*Data about app and page elements*.
* * * * * * * * *

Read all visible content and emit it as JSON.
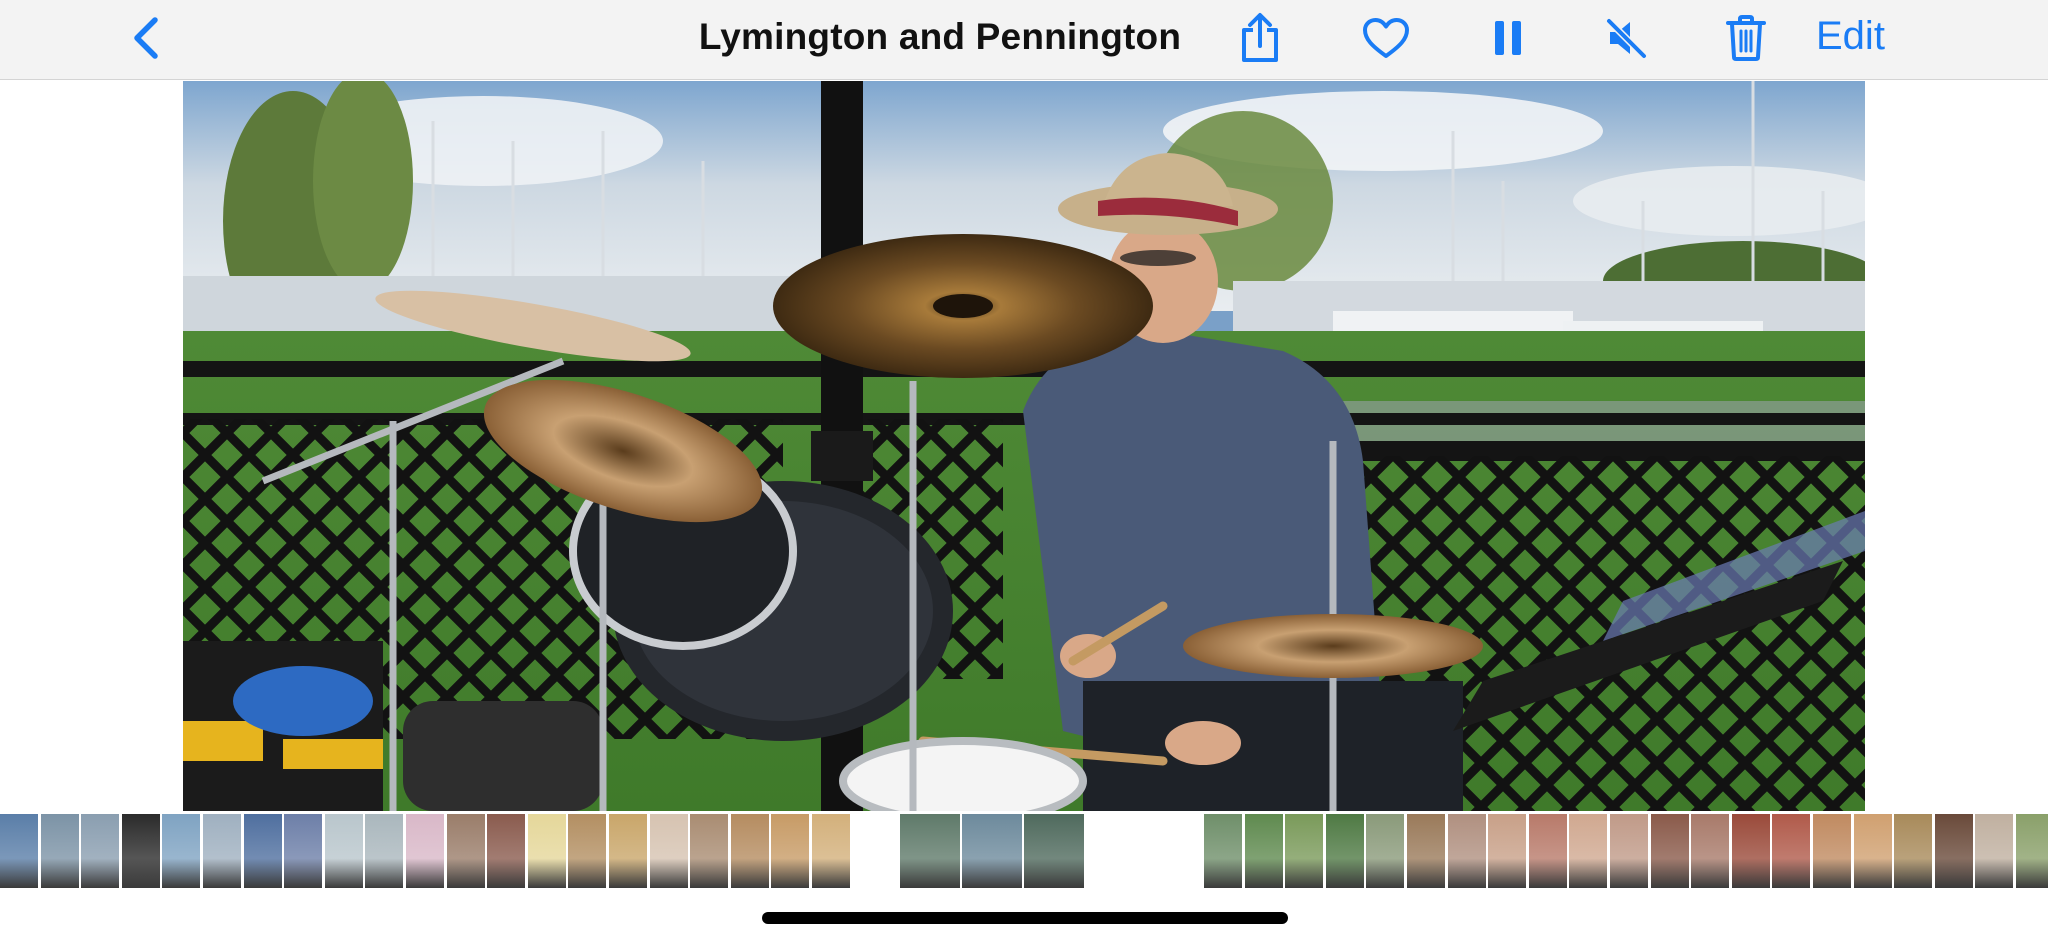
{
  "header": {
    "title": "Lymington and Pennington",
    "edit_label": "Edit",
    "icons": [
      "back-chevron-icon",
      "share-icon",
      "heart-icon",
      "pause-icon",
      "mute-icon",
      "trash-icon"
    ],
    "accent_color": "#1a7cf5"
  },
  "viewer": {
    "content": "video-frame-drummer"
  },
  "filmstrip": {
    "thumbnails": [
      {
        "color": "#5a7ea8"
      },
      {
        "color": "#7c93a6"
      },
      {
        "color": "#8a9eb0"
      },
      {
        "color": "#2b2b2b"
      },
      {
        "color": "#7fa3c2"
      },
      {
        "color": "#9fb0c0"
      },
      {
        "color": "#4f6f9f"
      },
      {
        "color": "#6d7fa8"
      },
      {
        "color": "#b9c6cc"
      },
      {
        "color": "#aab7bd"
      },
      {
        "color": "#d9b8c8"
      },
      {
        "color": "#9a7d6a"
      },
      {
        "color": "#8a5b4e"
      },
      {
        "color": "#e5d79a"
      },
      {
        "color": "#b38f62"
      },
      {
        "color": "#c9a66a"
      },
      {
        "color": "#d6c3b1"
      },
      {
        "color": "#a98c72"
      },
      {
        "color": "#b58c60"
      },
      {
        "color": "#c79b66"
      },
      {
        "color": "#d3b07b"
      }
    ],
    "current": [
      {
        "color": "#5f7a6a"
      },
      {
        "color": "#6d8a9c"
      },
      {
        "color": "#4f6a5d"
      }
    ],
    "thumbnails_right": [
      {
        "color": "#6f8f6a"
      },
      {
        "color": "#5f8a4f"
      },
      {
        "color": "#7a9a5a"
      },
      {
        "color": "#4f7a44"
      },
      {
        "color": "#8a9a7a"
      },
      {
        "color": "#9a7a5a"
      },
      {
        "color": "#b09080"
      },
      {
        "color": "#c8a088"
      },
      {
        "color": "#b87a6a"
      },
      {
        "color": "#d0a890"
      },
      {
        "color": "#c09a88"
      },
      {
        "color": "#8a5a4a"
      },
      {
        "color": "#a87a6a"
      },
      {
        "color": "#9a4a3a"
      },
      {
        "color": "#b05a4a"
      },
      {
        "color": "#c08a60"
      },
      {
        "color": "#d0a070"
      },
      {
        "color": "#a88a5a"
      },
      {
        "color": "#6a4a3a"
      },
      {
        "color": "#c0b0a0"
      },
      {
        "color": "#8aa06a"
      }
    ]
  }
}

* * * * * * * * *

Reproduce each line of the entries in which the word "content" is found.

Read all visible content and emit it as JSON.
    "content": "video-frame-drummer"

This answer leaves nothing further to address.